With the ever-increasing popularity of bow hunting, introducing kids to archery is a great way to expose them to the shooting sports. Archery teaches young people a range of shooting skills and many jurisdictions allow kids to hunt at a younger age with bow in hand. From the time Chelsea was old enough to sit in a backpack I brought her on bow hunting expeditions. Likewise she and Paige both accompany us when we're out practicing with our bows. Last year we took them to the indoor range and outdoor 3D range at our local club, giving them a hands-on opportunity to shoot bows themselves. In my experience, archery is no different than other outdoor pursuits; give kids the right equipment and they'll enjoy the activity tenfold. Provide them with gear that doesn't fit or doesn't work and you may as well forget it altogether.
Equipping kids with age and size-appropriate bows will make their outdoor experiences that much more enjoyable.
As a result, I've spent a good deal of time shopping and researching the best options for equipping them with archery gear. While there are a few other options out there, in my view, Bear Archery is where the buck stopped for the smallest of children. Beginning at around age three on up to age eight, their kid-friendly bows and accessories are the way to go. Right at about age nine, they can begin moving up to higher end compound bows and several manufacturers make a variety of really good options. For starter bows, I picked up Bear's Brave 2 compound bow set for my oldest and the Lil' Brave 2 recurve for my youngest.
Relatively small, the Brave 2 measures only 30" axle to axle, has a 20 to 22-inch draw length, and has a variable draw weight that ranges from 17 to 22 lbs. This compound bow has 65% let-off and the set comes with a quiver, arrows, armguard, finger tab, arrow rest, and sight pins. Ideal for youngsters keen to emulate your archery practice, this set is a great package to equip your young person with. Alternatively, if a compound is too much, among an assortment of youth bows, the other one I'm particularly impressed with is their Lil' Brave 2, a 47" recurve bow. With a lower draw weight of between 8 to 12 lbs. the Lil' Brave 2 is a great starter bow for smaller kids. As they develop skills, options are many for higher poundage bows that meet legal requirements for hunting.
The bottom line with any hunting equipment is that it has to fit and perform well for the child in order to be effective. With proper instruction, lots of practice, and decent equipment, kids pick up skills quickly. Provide them with the right gear and you'll be amazed at how quickly you'll develop a hunting protégé.

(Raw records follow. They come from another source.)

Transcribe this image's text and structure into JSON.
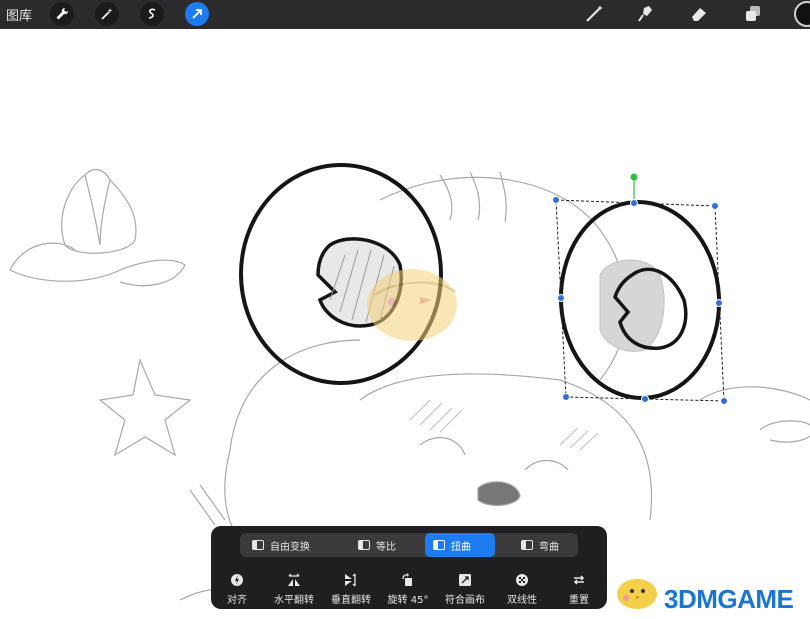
{
  "topbar": {
    "gallery_label": "图库",
    "left_tools": [
      {
        "icon": "wrench-icon"
      },
      {
        "icon": "magic-wand-icon"
      },
      {
        "icon": "selection-s-icon"
      },
      {
        "icon": "transform-arrow-icon",
        "active": true
      }
    ],
    "right_tools": [
      {
        "icon": "brush-icon"
      },
      {
        "icon": "smudge-icon"
      },
      {
        "icon": "eraser-icon"
      },
      {
        "icon": "layers-icon"
      }
    ],
    "color": "#111111"
  },
  "transform_panel": {
    "modes": [
      {
        "label": "自由变换",
        "active": false
      },
      {
        "label": "等比",
        "active": false
      },
      {
        "label": "扭曲",
        "active": true
      },
      {
        "label": "弯曲",
        "active": false
      }
    ],
    "actions": [
      {
        "label": "对齐",
        "icon": "snap-icon"
      },
      {
        "label": "水平翻转",
        "icon": "flip-horizontal-icon"
      },
      {
        "label": "垂直翻转",
        "icon": "flip-vertical-icon"
      },
      {
        "label": "旋转 45°",
        "icon": "rotate-icon"
      },
      {
        "label": "符合画布",
        "icon": "fit-canvas-icon"
      },
      {
        "label": "双线性",
        "icon": "bilinear-icon"
      },
      {
        "label": "重置",
        "icon": "reset-icon"
      }
    ]
  },
  "watermark": {
    "text": "3DMGAME",
    "logo": "3dmgame-chick-logo"
  },
  "accent_color": "#1d7cf2"
}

Kevin Wilson is a freelance outdoors writer and professional big game & waterfowl guide/outfitter from Alberta, Canada. Confessing an obsession for big whitetails and bighorn sheep, he has hunted most North American big game species with either bow, muzzleloader, rifle or shotgun. Specializing in archery, freshwater fishing, waterfowl and big game hunting, his articles can be found in several well known outdoor publications across the U.S. and Canada. Member of OWAA & OWC.